**Problem to work on**
Word for word, write out the entries that follow, omitting all pictures.

**Provided entries**

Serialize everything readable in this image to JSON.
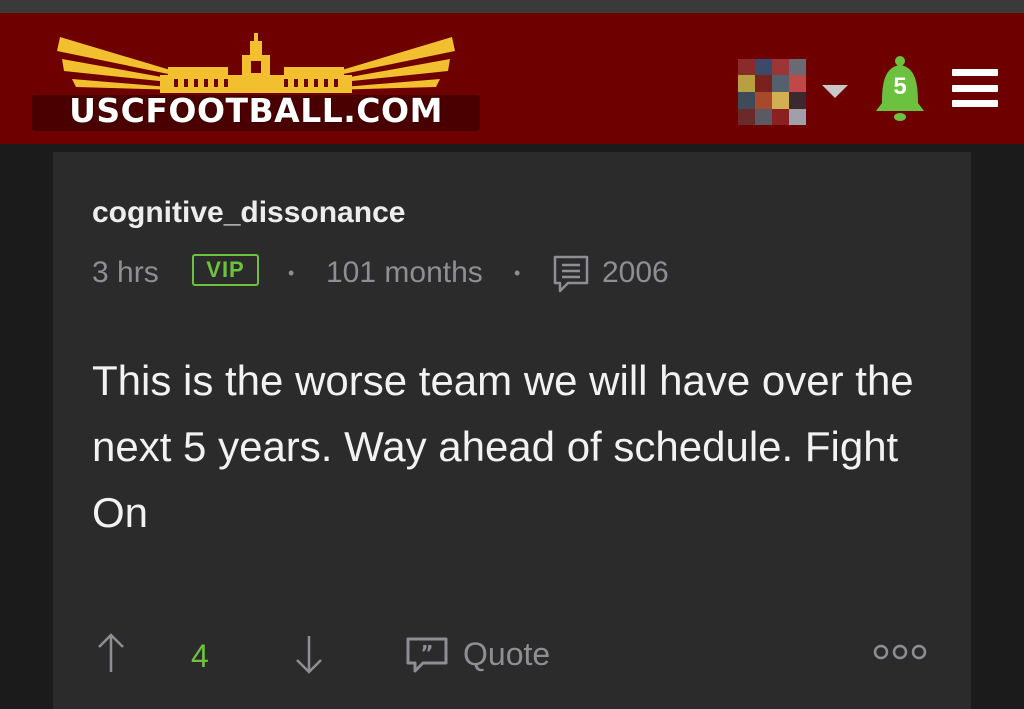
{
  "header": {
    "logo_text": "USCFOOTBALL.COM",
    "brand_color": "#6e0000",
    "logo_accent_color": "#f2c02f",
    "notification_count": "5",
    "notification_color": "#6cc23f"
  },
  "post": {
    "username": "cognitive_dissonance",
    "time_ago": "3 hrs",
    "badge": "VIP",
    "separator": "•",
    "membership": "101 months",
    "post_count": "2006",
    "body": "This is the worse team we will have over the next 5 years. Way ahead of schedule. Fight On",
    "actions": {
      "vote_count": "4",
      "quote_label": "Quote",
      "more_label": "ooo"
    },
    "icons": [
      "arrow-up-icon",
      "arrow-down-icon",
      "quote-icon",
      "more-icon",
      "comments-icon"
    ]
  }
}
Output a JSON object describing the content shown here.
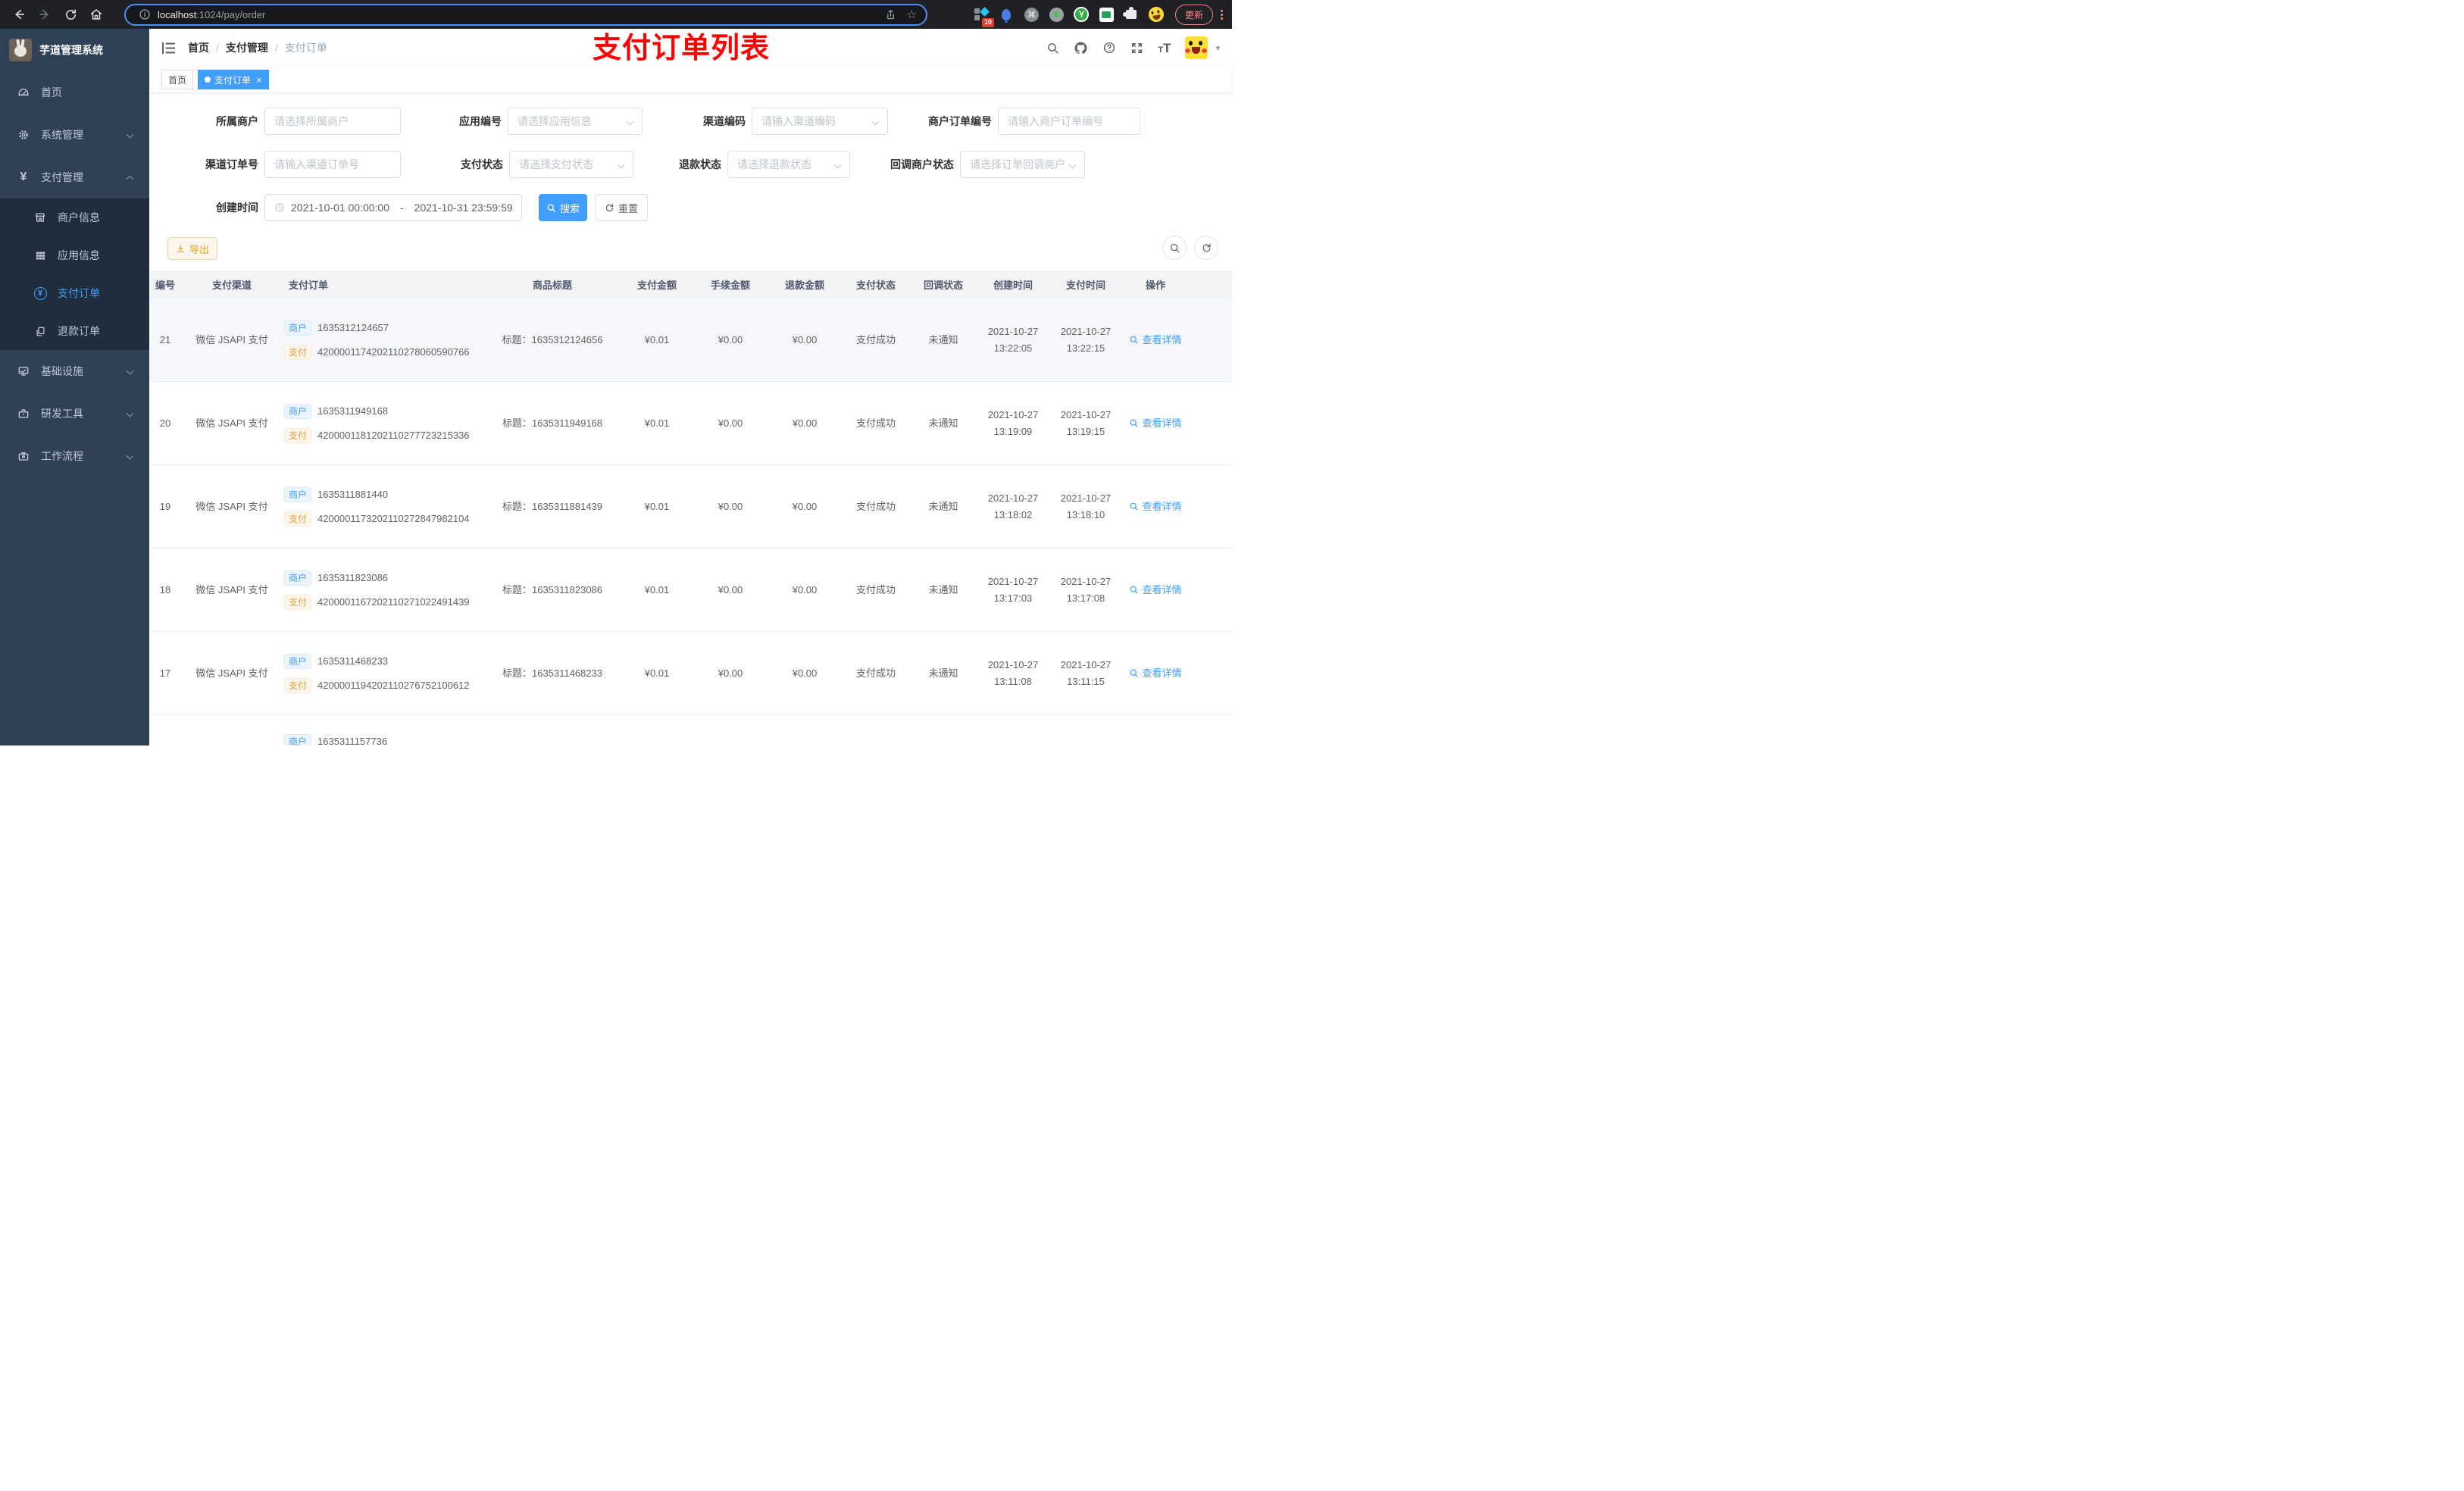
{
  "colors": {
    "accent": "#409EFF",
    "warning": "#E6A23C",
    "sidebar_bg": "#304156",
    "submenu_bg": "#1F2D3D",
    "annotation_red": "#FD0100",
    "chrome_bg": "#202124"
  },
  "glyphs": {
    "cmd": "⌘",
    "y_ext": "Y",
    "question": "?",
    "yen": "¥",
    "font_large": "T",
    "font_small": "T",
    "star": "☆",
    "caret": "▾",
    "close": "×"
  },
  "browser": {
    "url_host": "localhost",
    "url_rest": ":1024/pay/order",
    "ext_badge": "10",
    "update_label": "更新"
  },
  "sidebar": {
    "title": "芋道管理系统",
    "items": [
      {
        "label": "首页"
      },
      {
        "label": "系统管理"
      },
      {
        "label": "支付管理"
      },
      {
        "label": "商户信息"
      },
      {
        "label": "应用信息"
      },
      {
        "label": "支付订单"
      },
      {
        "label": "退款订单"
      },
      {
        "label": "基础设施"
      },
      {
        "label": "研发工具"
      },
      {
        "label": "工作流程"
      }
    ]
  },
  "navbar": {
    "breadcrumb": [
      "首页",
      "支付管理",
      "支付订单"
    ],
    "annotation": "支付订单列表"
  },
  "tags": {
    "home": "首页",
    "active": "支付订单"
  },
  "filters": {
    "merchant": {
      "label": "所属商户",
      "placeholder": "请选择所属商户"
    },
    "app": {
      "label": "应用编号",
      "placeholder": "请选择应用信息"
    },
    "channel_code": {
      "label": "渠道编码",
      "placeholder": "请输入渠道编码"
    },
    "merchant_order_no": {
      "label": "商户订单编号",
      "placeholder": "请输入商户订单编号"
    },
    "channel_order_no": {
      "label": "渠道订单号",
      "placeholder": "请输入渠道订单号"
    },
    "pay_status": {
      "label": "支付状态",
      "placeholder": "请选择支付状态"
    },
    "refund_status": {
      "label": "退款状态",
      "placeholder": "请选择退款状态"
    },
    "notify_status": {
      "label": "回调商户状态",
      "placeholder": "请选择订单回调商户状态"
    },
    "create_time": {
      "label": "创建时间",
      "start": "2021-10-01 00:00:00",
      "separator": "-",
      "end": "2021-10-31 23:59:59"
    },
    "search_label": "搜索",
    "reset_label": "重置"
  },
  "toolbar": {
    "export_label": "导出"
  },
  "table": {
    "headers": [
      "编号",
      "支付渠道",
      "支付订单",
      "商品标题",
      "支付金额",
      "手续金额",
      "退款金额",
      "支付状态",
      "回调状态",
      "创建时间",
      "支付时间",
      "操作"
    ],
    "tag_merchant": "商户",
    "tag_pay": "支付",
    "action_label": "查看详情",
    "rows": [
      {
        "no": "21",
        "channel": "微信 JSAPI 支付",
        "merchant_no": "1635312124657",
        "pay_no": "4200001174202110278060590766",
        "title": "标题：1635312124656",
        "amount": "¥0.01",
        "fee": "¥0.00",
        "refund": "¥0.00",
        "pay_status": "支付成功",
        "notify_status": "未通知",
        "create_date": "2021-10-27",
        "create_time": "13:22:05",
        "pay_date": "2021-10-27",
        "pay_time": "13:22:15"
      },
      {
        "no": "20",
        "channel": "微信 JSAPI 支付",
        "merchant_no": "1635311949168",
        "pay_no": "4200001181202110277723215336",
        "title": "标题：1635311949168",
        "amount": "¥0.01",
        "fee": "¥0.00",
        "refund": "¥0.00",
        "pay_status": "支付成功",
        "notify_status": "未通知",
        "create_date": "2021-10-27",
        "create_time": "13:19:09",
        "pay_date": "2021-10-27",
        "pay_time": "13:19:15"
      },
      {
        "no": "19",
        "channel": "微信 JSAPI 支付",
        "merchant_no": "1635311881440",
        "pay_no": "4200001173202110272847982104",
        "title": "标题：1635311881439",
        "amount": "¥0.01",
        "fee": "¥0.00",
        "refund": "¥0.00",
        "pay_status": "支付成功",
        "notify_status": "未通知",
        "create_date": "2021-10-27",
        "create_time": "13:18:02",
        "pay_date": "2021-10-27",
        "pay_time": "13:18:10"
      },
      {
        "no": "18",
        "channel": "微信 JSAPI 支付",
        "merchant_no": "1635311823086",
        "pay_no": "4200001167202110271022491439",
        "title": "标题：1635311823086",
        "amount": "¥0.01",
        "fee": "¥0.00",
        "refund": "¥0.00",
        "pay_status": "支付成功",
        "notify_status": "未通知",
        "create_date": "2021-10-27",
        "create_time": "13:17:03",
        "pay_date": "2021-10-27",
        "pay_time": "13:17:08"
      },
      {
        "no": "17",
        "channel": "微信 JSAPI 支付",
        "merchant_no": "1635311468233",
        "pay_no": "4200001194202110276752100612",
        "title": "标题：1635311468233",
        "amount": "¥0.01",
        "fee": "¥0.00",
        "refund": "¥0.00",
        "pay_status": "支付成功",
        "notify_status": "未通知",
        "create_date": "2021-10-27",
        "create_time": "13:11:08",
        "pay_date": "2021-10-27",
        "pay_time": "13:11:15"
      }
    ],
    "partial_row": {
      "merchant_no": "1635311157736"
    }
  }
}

**Response to this exercise**
Serialize everything readable in this image to JSON.
{
  "header": {
    "logo_text": "USCFOOTBALL.COM",
    "brand_color": "#6e0000",
    "logo_accent_color": "#f2c02f",
    "notification_count": "5",
    "notification_color": "#6cc23f"
  },
  "post": {
    "username": "cognitive_dissonance",
    "time_ago": "3 hrs",
    "badge": "VIP",
    "separator": "•",
    "membership": "101 months",
    "post_count": "2006",
    "body": "This is the worse team we will have over the next 5 years. Way ahead of schedule. Fight On",
    "actions": {
      "vote_count": "4",
      "quote_label": "Quote",
      "more_label": "ooo"
    },
    "icons": [
      "arrow-up-icon",
      "arrow-down-icon",
      "quote-icon",
      "more-icon",
      "comments-icon"
    ]
  }
}
Output a JSON object describing the content shown here.
{
  "colors": {
    "accent": "#409EFF",
    "warning": "#E6A23C",
    "sidebar_bg": "#304156",
    "submenu_bg": "#1F2D3D",
    "annotation_red": "#FD0100",
    "chrome_bg": "#202124"
  },
  "glyphs": {
    "cmd": "⌘",
    "y_ext": "Y",
    "question": "?",
    "yen": "¥",
    "font_large": "T",
    "font_small": "T",
    "star": "☆",
    "caret": "▾",
    "close": "×"
  },
  "browser": {
    "url_host": "localhost",
    "url_rest": ":1024/pay/order",
    "ext_badge": "10",
    "update_label": "更新"
  },
  "sidebar": {
    "title": "芋道管理系统",
    "items": [
      {
        "label": "首页"
      },
      {
        "label": "系统管理"
      },
      {
        "label": "支付管理"
      },
      {
        "label": "商户信息"
      },
      {
        "label": "应用信息"
      },
      {
        "label": "支付订单"
      },
      {
        "label": "退款订单"
      },
      {
        "label": "基础设施"
      },
      {
        "label": "研发工具"
      },
      {
        "label": "工作流程"
      }
    ]
  },
  "navbar": {
    "breadcrumb": [
      "首页",
      "支付管理",
      "支付订单"
    ],
    "annotation": "支付订单列表"
  },
  "tags": {
    "home": "首页",
    "active": "支付订单"
  },
  "filters": {
    "merchant": {
      "label": "所属商户",
      "placeholder": "请选择所属商户"
    },
    "app": {
      "label": "应用编号",
      "placeholder": "请选择应用信息"
    },
    "channel_code": {
      "label": "渠道编码",
      "placeholder": "请输入渠道编码"
    },
    "merchant_order_no": {
      "label": "商户订单编号",
      "placeholder": "请输入商户订单编号"
    },
    "channel_order_no": {
      "label": "渠道订单号",
      "placeholder": "请输入渠道订单号"
    },
    "pay_status": {
      "label": "支付状态",
      "placeholder": "请选择支付状态"
    },
    "refund_status": {
      "label": "退款状态",
      "placeholder": "请选择退款状态"
    },
    "notify_status": {
      "label": "回调商户状态",
      "placeholder": "请选择订单回调商户状态"
    },
    "create_time": {
      "label": "创建时间",
      "start": "2021-10-01 00:00:00",
      "separator": "-",
      "end": "2021-10-31 23:59:59"
    },
    "search_label": "搜索",
    "reset_label": "重置"
  },
  "toolbar": {
    "export_label": "导出"
  },
  "table": {
    "headers": [
      "编号",
      "支付渠道",
      "支付订单",
      "商品标题",
      "支付金额",
      "手续金额",
      "退款金额",
      "支付状态",
      "回调状态",
      "创建时间",
      "支付时间",
      "操作"
    ],
    "tag_merchant": "商户",
    "tag_pay": "支付",
    "action_label": "查看详情",
    "rows": [
      {
        "no": "21",
        "channel": "微信 JSAPI 支付",
        "merchant_no": "1635312124657",
        "pay_no": "4200001174202110278060590766",
        "title": "标题：1635312124656",
        "amount": "¥0.01",
        "fee": "¥0.00",
        "refund": "¥0.00",
        "pay_status": "支付成功",
        "notify_status": "未通知",
        "create_date": "2021-10-27",
        "create_time": "13:22:05",
        "pay_date": "2021-10-27",
        "pay_time": "13:22:15"
      },
      {
        "no": "20",
        "channel": "微信 JSAPI 支付",
        "merchant_no": "1635311949168",
        "pay_no": "4200001181202110277723215336",
        "title": "标题：1635311949168",
        "amount": "¥0.01",
        "fee": "¥0.00",
        "refund": "¥0.00",
        "pay_status": "支付成功",
        "notify_status": "未通知",
        "create_date": "2021-10-27",
        "create_time": "13:19:09",
        "pay_date": "2021-10-27",
        "pay_time": "13:19:15"
      },
      {
        "no": "19",
        "channel": "微信 JSAPI 支付",
        "merchant_no": "1635311881440",
        "pay_no": "4200001173202110272847982104",
        "title": "标题：1635311881439",
        "amount": "¥0.01",
        "fee": "¥0.00",
        "refund": "¥0.00",
        "pay_status": "支付成功",
        "notify_status": "未通知",
        "create_date": "2021-10-27",
        "create_time": "13:18:02",
        "pay_date": "2021-10-27",
        "pay_time": "13:18:10"
      },
      {
        "no": "18",
        "channel": "微信 JSAPI 支付",
        "merchant_no": "1635311823086",
        "pay_no": "4200001167202110271022491439",
        "title": "标题：1635311823086",
        "amount": "¥0.01",
        "fee": "¥0.00",
        "refund": "¥0.00",
        "pay_status": "支付成功",
        "notify_status": "未通知",
        "create_date": "2021-10-27",
        "create_time": "13:17:03",
        "pay_date": "2021-10-27",
        "pay_time": "13:17:08"
      },
      {
        "no": "17",
        "channel": "微信 JSAPI 支付",
        "merchant_no": "1635311468233",
        "pay_no": "4200001194202110276752100612",
        "title": "标题：1635311468233",
        "amount": "¥0.01",
        "fee": "¥0.00",
        "refund": "¥0.00",
        "pay_status": "支付成功",
        "notify_status": "未通知",
        "create_date": "2021-10-27",
        "create_time": "13:11:08",
        "pay_date": "2021-10-27",
        "pay_time": "13:11:15"
      }
    ],
    "partial_row": {
      "merchant_no": "1635311157736"
    }
  }
}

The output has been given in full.